On Tuesdays, Coburg brings world renowned professors and lecturers to its auditorium screen through the Great Courses series which offers college-level audio and video courses. Topics range from the origins of Christmas music and traditions; spies: facts and fiction; inventions that changed the world; world travel; and more.
This past fall, Coburg Village launched more formal opportunities for residents to take advantage of educational programs offered by SUNY Adirondack Continuing Education and Academy for Lifelong Learning (ALL) sponsored by SUNY Empire State College. Our educational programs kicked off with an Introduction to Drawing class held in Coburg’s art room via Zoom.
In October 2021, residents were able to attend a course series on the American Revolution at Coburg Village offered through the Academy for Lifelong Learning. The course was offered to Coburg residents free of charge and taught by quintessential lifelong learner and Coburg resident, Jim Sefcik. The second session begins this month.
Jim Sefcik, a native of Troy, New York, earned his Bachelor of Science at St. Joseph's College in Philadelphia, a Master of Arts from Temple University, and his postgraduate degree from Notre Dame. He started his career as Assistant professor of history at Gannon College in Erie, Pennsylvania. Throughout most of his career, Jim served in various leadership roles in museums in New York, Virginia, Wisconsin, and Louisiana. He taught classes on the American Revolution at the college level as well as through the Adult Lifelong Learning programs at Union College and Cape Cod Community College.
You may not be able to change history, but there is always something new to discover. Jim is constantly researching the latest updates in historical knowledge to add new content to his courses.
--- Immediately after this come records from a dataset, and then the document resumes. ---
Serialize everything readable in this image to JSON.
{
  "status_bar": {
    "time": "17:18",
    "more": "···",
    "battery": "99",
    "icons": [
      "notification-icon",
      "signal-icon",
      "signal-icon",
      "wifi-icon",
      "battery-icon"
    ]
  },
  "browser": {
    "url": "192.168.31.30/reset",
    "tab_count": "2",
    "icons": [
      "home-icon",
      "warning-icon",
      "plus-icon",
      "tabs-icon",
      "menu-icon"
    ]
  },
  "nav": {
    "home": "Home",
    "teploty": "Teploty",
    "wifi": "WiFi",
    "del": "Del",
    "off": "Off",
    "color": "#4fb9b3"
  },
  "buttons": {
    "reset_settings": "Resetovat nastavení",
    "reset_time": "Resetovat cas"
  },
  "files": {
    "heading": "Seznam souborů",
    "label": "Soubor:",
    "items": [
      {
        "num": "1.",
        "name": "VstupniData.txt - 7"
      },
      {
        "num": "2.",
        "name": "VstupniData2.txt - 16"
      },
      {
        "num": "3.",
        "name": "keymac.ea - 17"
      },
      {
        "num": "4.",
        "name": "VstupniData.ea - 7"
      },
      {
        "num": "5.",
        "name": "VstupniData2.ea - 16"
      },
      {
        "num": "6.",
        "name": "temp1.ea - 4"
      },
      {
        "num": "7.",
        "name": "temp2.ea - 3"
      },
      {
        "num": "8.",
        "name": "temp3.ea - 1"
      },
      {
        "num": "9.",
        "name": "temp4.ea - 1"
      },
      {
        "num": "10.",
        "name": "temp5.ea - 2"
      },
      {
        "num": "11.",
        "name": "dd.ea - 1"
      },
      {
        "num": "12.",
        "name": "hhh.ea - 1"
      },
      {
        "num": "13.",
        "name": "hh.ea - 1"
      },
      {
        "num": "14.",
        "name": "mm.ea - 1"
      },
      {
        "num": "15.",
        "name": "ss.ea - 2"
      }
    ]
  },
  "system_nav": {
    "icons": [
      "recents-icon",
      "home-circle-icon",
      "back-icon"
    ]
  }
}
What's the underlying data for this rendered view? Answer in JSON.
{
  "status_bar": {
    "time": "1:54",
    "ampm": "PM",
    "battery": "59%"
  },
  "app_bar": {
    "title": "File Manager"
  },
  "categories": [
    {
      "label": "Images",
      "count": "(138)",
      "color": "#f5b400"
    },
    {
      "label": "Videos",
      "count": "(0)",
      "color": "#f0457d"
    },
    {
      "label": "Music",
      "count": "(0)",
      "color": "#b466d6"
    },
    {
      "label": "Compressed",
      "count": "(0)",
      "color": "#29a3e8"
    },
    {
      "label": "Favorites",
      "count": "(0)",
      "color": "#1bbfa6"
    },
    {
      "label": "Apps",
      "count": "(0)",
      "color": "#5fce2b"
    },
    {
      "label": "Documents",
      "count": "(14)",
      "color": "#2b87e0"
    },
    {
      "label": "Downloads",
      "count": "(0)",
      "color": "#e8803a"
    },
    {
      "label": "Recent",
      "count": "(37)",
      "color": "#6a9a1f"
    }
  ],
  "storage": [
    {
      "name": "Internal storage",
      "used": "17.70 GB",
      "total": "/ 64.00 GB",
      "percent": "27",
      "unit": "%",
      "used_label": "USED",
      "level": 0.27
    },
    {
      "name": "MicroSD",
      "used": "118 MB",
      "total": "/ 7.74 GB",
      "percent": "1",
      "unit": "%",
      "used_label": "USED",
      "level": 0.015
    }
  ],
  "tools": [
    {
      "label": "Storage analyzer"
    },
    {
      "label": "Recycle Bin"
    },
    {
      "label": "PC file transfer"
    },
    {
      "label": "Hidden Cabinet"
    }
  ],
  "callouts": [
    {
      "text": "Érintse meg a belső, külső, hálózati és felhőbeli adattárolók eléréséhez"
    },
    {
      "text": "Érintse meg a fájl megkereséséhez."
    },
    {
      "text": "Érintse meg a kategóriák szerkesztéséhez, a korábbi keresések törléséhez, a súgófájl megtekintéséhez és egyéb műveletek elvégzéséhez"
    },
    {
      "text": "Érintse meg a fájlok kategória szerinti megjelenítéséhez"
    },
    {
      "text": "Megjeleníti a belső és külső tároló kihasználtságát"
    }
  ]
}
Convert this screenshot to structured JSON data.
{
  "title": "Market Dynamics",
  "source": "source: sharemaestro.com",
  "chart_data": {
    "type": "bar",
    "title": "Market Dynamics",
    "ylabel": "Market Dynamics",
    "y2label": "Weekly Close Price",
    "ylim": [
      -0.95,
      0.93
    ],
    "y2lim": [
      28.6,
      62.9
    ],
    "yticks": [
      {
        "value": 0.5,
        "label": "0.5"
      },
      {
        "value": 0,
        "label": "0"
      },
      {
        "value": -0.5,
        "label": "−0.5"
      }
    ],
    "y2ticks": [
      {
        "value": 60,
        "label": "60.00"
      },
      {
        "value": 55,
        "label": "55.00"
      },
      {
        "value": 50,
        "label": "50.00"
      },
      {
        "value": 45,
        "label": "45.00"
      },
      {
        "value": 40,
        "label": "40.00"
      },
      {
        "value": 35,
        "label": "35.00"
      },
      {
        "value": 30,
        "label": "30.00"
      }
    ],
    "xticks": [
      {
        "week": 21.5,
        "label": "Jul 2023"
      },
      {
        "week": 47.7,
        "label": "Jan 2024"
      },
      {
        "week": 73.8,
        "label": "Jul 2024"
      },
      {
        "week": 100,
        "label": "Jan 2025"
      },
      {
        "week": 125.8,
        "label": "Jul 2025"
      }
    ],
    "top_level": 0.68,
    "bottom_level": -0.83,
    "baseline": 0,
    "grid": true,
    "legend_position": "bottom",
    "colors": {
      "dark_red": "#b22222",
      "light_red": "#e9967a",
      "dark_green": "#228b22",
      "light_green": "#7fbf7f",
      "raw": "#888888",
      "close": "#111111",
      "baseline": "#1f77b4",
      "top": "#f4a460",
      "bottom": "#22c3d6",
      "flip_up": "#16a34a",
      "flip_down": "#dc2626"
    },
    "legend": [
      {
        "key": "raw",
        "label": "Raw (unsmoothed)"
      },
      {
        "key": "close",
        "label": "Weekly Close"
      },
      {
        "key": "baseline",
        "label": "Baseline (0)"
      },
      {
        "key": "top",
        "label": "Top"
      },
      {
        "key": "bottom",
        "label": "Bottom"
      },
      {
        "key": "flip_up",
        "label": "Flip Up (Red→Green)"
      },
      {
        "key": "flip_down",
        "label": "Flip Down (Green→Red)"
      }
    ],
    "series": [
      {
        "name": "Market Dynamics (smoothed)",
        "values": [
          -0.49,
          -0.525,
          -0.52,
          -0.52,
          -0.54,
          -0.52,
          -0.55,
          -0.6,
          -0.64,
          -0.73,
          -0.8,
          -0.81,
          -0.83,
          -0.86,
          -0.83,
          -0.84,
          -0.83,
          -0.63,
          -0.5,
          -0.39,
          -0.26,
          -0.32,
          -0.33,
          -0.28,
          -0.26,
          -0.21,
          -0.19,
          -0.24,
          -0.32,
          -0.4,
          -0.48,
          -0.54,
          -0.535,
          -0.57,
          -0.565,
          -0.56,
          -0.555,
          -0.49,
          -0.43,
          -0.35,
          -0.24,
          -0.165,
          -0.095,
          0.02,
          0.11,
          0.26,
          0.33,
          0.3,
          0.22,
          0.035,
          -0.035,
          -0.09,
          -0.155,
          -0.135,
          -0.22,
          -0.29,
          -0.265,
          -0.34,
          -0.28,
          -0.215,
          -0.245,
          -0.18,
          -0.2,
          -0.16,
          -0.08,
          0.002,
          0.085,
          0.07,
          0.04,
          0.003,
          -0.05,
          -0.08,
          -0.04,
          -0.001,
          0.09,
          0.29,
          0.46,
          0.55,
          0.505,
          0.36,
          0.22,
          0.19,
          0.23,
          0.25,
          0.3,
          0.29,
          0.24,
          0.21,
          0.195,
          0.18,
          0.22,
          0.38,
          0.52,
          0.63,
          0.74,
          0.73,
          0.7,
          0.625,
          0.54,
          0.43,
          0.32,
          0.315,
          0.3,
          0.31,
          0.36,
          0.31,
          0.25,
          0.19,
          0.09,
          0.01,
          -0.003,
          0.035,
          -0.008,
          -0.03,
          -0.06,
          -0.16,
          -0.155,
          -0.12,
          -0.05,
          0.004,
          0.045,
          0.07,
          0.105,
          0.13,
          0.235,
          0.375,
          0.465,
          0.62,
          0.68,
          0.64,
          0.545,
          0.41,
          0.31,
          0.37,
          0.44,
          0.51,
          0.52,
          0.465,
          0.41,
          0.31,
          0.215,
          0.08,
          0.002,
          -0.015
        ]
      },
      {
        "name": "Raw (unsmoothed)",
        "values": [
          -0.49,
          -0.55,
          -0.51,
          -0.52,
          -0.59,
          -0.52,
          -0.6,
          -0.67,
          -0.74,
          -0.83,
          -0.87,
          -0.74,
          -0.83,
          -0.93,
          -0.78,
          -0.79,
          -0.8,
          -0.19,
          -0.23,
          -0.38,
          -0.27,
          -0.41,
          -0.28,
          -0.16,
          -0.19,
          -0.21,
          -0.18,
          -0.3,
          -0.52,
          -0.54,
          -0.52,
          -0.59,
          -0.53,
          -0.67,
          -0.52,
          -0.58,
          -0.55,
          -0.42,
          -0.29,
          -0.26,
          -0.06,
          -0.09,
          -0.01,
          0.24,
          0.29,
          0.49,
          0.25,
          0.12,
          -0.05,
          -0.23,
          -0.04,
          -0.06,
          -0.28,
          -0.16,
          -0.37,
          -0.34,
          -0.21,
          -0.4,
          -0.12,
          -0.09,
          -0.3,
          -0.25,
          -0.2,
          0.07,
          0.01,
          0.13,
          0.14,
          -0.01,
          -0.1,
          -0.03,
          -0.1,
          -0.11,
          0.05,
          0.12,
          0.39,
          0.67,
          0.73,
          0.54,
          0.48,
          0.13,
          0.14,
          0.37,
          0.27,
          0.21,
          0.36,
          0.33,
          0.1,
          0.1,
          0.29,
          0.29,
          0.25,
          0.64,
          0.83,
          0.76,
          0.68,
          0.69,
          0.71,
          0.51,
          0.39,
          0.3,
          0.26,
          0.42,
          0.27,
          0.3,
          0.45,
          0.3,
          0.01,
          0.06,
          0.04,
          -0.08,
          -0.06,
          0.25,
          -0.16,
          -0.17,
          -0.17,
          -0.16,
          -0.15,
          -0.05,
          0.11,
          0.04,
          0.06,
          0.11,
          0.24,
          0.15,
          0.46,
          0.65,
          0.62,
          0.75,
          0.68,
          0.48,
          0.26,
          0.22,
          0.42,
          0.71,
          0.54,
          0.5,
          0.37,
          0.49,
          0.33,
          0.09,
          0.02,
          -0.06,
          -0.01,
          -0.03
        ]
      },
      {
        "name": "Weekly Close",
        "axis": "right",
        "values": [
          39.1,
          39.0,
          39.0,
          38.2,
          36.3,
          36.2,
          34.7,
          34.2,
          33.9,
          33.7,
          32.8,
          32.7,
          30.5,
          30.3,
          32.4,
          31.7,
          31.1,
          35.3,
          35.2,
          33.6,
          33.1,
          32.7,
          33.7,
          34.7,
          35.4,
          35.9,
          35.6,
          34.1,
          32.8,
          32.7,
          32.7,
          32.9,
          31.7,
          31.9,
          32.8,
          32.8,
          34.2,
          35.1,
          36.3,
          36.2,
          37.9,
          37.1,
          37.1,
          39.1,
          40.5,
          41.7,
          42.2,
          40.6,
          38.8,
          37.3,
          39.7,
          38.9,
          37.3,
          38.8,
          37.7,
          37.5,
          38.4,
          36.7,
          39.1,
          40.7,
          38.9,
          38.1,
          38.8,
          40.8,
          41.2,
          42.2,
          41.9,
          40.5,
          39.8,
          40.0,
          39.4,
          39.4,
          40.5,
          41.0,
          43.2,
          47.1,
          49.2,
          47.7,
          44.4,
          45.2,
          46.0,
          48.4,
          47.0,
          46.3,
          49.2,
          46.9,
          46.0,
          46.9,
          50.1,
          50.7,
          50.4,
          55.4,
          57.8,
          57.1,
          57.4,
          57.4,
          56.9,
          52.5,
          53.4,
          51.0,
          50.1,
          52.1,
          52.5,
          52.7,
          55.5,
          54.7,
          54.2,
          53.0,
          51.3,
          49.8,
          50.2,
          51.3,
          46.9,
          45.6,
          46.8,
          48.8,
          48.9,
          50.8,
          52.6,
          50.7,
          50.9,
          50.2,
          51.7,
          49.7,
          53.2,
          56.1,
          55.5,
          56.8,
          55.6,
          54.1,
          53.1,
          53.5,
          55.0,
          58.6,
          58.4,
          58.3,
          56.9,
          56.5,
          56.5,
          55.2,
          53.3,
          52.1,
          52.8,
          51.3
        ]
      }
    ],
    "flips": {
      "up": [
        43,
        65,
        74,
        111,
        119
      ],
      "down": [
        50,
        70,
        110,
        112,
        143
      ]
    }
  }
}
For lifelong learners, like Jim and many Coburg Village residents, theirs is an ongoing educational journey the Greek philosophers would stand and cheer – the pursuit of knowledge not for course credits or grade point averages, but the pure joy of discovery.